Aim of the task:
Counting only lines that contain "self", state the total found in the material below. Add nothing else.

Task input:
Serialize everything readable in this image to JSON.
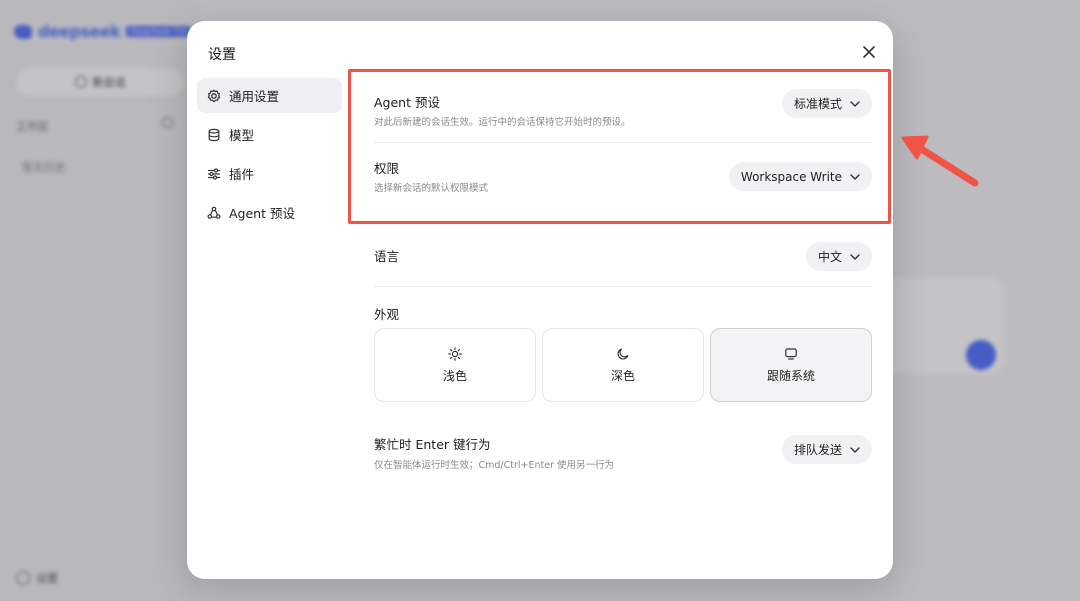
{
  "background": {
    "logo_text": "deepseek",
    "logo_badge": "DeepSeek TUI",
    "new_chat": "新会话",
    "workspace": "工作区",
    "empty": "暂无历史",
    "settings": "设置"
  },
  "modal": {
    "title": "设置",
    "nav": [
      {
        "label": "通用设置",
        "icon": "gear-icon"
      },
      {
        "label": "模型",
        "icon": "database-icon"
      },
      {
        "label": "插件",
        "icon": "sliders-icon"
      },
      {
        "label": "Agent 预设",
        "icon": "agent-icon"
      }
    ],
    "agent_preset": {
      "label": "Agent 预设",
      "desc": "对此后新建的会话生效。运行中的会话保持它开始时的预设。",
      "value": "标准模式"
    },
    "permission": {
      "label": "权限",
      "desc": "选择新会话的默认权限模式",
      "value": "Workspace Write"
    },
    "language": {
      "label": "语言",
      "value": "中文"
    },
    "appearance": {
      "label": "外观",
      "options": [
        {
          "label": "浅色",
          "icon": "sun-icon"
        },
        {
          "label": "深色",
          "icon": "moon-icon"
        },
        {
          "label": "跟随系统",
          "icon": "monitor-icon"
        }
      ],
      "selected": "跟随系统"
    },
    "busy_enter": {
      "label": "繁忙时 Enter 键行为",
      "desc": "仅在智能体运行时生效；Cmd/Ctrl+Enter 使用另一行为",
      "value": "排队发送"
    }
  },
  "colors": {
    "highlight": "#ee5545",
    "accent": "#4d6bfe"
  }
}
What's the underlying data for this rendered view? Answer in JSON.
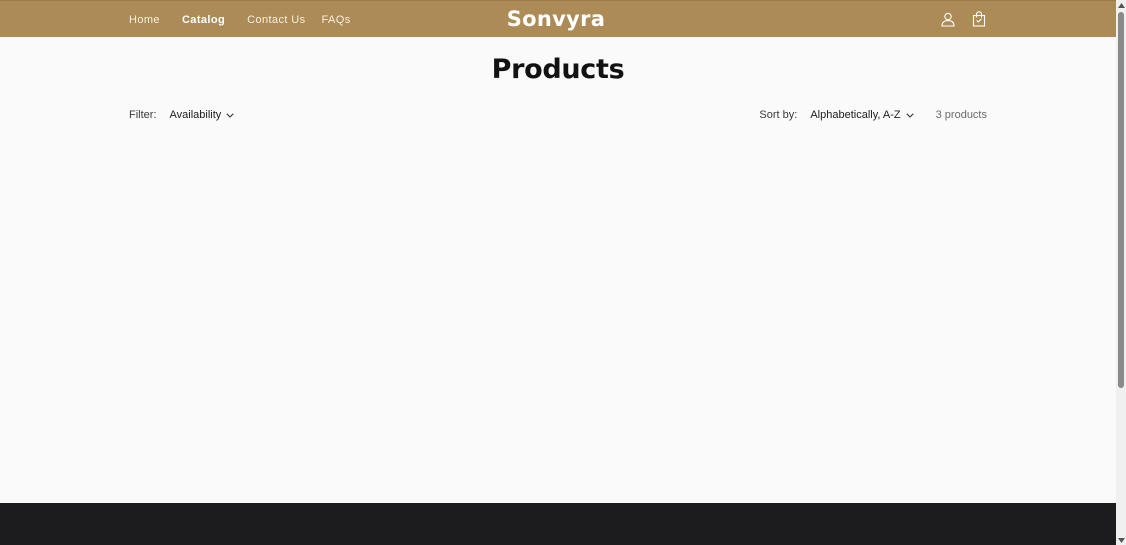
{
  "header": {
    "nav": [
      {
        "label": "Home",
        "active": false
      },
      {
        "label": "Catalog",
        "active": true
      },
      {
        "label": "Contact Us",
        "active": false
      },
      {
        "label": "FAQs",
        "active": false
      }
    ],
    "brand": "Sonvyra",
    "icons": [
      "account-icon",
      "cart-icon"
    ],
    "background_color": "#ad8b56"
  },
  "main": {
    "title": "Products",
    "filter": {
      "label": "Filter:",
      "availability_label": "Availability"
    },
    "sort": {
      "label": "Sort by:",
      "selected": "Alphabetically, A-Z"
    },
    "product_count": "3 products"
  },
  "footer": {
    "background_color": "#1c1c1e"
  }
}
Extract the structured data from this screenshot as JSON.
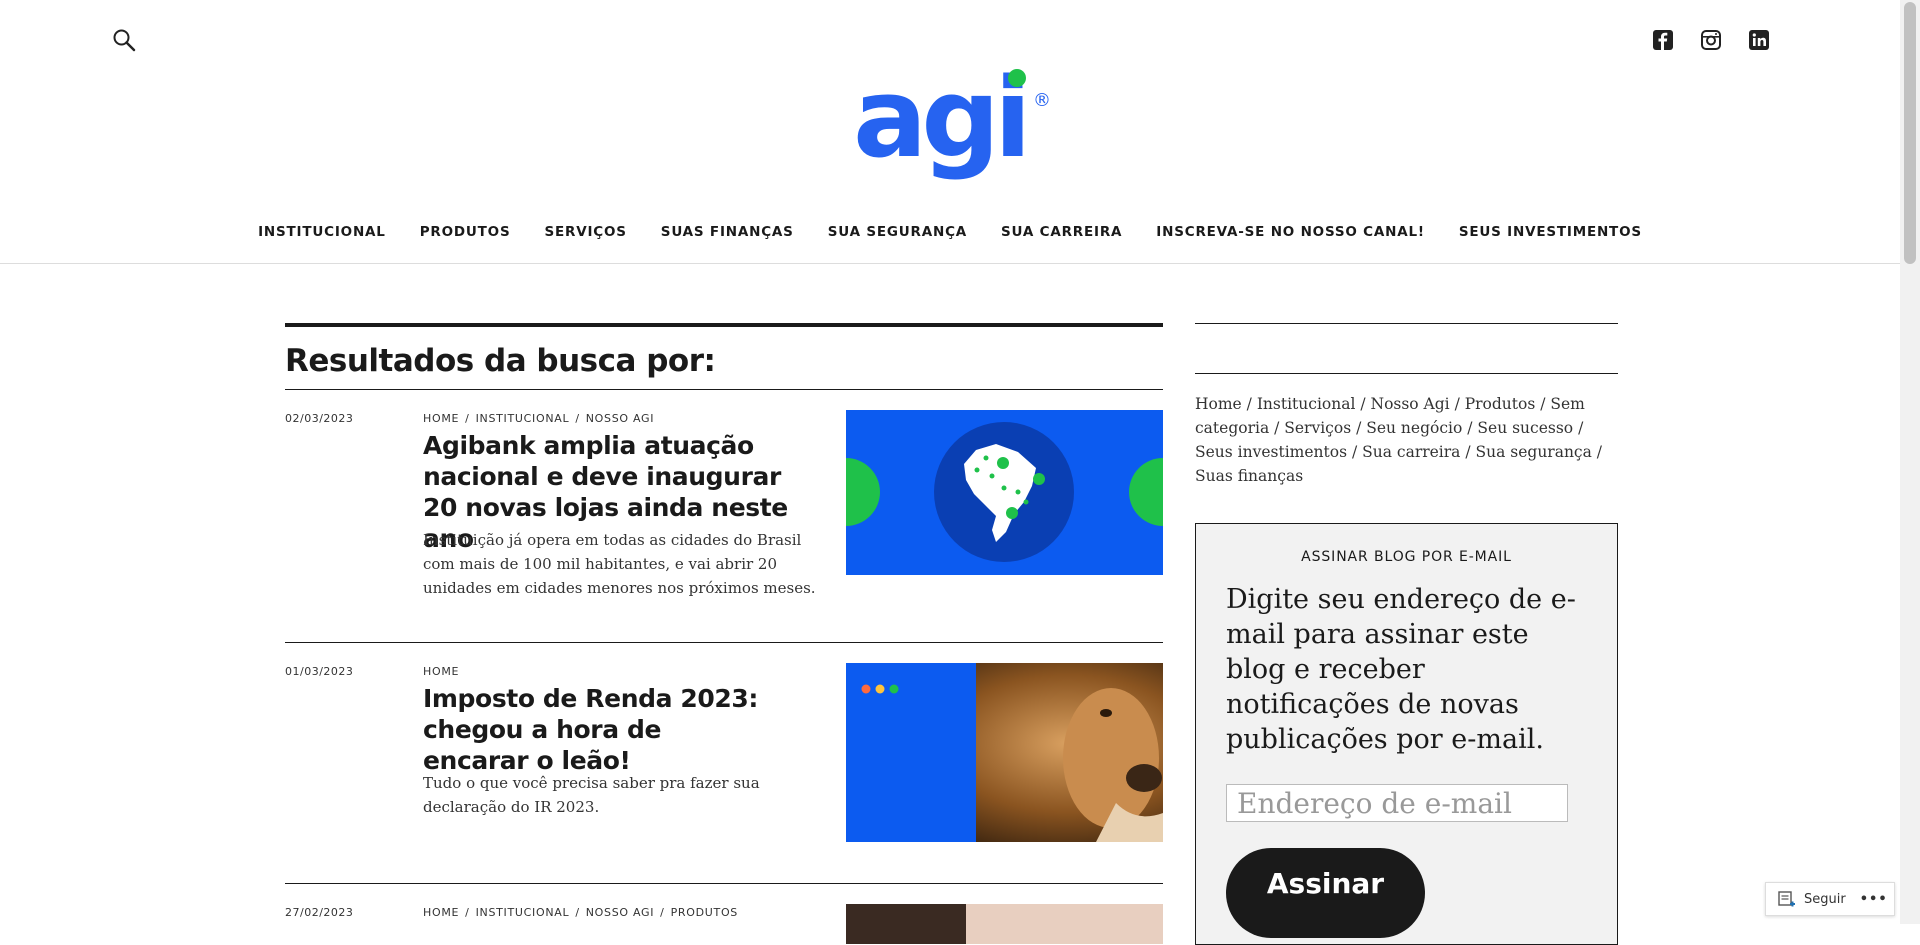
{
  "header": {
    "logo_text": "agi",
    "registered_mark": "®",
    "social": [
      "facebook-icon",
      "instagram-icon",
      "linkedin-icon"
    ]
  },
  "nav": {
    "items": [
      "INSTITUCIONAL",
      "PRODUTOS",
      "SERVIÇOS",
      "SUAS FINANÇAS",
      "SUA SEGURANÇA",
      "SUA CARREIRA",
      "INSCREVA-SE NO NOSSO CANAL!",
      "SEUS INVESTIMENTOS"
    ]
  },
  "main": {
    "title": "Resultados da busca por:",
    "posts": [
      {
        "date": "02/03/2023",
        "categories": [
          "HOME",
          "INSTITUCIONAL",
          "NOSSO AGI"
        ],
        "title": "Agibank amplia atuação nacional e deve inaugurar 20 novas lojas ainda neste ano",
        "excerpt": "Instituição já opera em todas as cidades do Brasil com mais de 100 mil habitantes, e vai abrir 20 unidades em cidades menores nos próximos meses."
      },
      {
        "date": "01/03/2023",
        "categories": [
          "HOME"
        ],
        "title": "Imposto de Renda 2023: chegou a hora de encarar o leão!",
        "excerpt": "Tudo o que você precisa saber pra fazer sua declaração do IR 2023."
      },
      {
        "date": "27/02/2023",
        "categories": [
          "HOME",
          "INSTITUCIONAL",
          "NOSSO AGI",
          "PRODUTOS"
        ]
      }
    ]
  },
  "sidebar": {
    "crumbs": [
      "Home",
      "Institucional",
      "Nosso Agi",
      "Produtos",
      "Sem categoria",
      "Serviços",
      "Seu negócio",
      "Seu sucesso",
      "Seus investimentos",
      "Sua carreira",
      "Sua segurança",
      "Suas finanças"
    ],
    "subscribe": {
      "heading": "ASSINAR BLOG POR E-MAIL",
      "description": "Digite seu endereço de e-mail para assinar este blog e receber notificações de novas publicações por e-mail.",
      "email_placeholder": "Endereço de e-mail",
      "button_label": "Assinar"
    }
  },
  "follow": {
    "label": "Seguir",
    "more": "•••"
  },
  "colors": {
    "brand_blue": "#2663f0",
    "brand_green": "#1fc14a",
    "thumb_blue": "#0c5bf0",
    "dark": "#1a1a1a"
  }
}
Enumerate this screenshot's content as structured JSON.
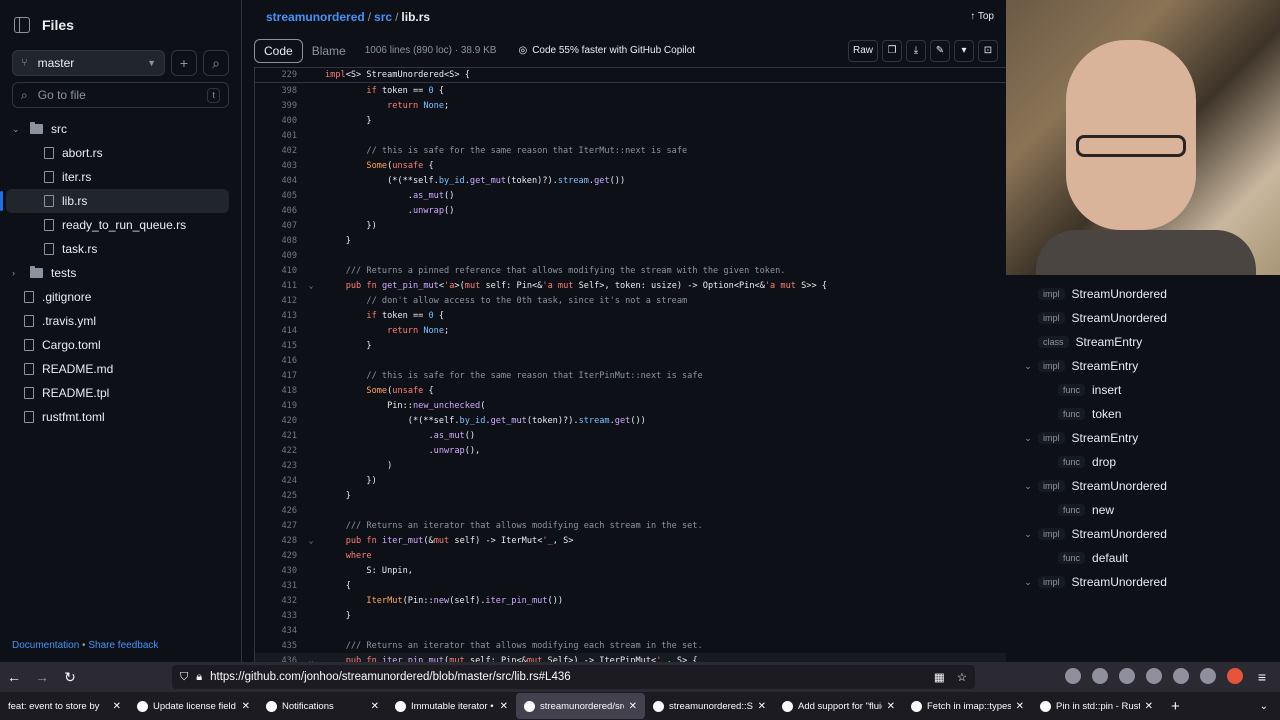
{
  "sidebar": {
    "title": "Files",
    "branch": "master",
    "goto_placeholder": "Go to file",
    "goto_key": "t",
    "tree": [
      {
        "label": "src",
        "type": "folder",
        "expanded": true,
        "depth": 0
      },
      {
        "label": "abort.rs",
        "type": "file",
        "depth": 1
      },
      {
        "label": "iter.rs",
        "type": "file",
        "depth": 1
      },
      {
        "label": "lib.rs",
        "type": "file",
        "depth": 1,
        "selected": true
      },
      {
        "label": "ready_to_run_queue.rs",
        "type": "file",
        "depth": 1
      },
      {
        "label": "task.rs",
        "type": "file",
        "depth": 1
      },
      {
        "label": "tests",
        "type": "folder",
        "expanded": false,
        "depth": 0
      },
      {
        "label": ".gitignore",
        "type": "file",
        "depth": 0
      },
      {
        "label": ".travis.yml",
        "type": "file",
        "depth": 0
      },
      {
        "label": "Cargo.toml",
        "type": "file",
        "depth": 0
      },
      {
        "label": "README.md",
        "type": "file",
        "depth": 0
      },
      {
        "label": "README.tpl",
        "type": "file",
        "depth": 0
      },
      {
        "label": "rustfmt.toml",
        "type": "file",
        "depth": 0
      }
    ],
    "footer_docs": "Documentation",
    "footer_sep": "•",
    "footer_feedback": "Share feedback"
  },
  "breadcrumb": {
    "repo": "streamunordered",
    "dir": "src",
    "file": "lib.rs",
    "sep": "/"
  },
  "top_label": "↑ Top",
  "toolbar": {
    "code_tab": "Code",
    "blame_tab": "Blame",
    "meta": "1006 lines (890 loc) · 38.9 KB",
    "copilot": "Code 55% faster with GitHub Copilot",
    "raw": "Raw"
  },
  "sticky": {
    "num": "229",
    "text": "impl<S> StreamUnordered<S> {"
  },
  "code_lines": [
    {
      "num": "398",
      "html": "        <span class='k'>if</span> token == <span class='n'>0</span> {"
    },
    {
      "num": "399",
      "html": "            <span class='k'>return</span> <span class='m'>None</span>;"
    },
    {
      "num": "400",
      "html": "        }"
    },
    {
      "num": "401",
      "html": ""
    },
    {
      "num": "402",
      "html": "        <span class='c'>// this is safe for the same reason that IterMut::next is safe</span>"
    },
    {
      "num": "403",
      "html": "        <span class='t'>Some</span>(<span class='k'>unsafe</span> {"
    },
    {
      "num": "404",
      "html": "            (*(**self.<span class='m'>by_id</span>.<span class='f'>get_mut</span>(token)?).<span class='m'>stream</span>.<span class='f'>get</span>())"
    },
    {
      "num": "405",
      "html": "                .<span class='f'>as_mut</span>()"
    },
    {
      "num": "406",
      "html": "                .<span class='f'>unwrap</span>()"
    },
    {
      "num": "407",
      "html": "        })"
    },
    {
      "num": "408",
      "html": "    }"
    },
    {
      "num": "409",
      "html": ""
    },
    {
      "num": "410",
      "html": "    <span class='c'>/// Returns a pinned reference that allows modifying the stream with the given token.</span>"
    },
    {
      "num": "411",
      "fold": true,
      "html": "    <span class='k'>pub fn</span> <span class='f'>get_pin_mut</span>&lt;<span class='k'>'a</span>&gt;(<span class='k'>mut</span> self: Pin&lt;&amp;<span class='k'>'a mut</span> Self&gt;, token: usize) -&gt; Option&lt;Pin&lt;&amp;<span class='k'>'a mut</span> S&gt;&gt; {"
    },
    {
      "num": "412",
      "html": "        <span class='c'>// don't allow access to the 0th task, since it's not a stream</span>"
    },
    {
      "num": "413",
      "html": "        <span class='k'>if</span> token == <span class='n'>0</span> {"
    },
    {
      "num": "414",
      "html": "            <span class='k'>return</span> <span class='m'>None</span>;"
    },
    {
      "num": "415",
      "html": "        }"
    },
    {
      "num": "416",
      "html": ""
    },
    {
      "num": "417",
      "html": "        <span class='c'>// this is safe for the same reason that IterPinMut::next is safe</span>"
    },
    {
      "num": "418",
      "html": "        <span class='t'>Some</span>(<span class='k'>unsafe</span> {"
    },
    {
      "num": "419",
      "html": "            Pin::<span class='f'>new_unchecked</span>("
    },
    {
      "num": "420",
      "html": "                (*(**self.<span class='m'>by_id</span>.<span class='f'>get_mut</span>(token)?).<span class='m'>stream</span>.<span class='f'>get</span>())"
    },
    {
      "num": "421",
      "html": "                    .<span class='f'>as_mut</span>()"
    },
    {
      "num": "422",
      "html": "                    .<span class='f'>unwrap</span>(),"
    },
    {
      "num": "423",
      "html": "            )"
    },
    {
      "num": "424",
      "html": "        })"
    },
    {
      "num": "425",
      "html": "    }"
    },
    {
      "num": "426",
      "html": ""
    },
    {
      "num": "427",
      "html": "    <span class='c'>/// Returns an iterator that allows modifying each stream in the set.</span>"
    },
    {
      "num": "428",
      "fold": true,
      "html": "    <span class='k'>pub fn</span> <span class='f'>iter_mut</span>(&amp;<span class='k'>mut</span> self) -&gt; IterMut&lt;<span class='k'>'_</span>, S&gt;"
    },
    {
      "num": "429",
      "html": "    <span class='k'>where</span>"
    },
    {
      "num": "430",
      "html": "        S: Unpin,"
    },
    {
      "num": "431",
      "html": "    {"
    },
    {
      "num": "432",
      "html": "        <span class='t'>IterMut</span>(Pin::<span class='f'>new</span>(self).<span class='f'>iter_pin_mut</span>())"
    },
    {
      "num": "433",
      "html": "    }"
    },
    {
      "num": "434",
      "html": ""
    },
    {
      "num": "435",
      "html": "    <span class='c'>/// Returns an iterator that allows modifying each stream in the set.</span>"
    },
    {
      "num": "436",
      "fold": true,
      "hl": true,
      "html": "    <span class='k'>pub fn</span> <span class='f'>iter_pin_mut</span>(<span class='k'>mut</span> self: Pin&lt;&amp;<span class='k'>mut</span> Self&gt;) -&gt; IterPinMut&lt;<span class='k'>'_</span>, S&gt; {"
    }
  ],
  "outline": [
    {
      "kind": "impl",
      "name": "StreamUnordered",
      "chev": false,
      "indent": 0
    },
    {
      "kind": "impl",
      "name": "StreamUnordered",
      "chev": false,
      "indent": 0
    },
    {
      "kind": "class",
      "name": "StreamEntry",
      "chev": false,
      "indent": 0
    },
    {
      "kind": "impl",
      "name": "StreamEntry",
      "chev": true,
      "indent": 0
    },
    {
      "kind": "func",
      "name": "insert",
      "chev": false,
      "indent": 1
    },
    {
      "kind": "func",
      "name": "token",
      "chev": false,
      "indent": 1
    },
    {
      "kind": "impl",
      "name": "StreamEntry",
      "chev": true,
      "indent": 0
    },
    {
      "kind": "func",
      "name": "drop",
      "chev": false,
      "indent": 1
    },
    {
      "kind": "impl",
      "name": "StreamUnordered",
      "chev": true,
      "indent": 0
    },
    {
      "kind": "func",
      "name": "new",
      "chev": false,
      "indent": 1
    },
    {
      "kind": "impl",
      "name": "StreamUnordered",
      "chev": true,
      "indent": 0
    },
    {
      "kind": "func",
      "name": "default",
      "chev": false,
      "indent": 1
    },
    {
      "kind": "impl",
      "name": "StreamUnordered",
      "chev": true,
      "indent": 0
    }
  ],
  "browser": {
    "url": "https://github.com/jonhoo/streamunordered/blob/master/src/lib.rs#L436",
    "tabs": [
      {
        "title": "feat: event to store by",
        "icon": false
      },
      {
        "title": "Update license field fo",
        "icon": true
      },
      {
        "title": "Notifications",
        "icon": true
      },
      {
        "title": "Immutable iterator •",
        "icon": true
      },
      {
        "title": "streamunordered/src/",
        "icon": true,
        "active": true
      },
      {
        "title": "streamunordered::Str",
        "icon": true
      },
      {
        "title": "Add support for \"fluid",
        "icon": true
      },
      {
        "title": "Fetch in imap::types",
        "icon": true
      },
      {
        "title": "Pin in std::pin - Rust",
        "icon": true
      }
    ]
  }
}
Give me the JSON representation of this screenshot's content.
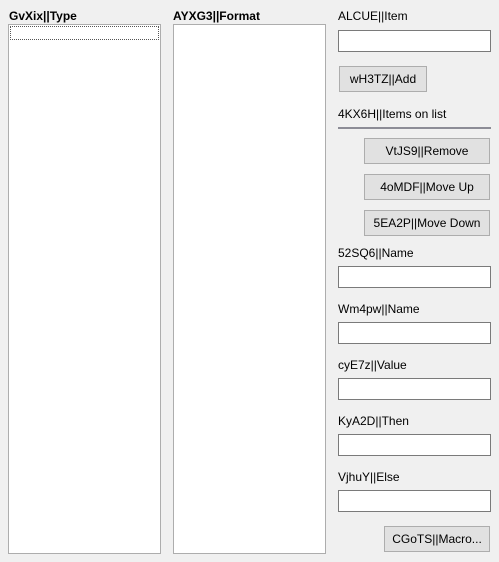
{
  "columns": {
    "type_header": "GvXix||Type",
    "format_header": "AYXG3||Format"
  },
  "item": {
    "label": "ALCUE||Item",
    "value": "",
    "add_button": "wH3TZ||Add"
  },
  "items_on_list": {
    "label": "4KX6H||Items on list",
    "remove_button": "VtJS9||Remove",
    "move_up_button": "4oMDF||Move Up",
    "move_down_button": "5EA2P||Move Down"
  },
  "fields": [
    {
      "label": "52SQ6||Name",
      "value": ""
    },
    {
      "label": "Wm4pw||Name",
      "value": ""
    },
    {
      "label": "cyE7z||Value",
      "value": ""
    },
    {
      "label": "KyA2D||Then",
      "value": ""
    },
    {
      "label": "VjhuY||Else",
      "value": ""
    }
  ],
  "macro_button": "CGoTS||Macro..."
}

Answer to this problem:
6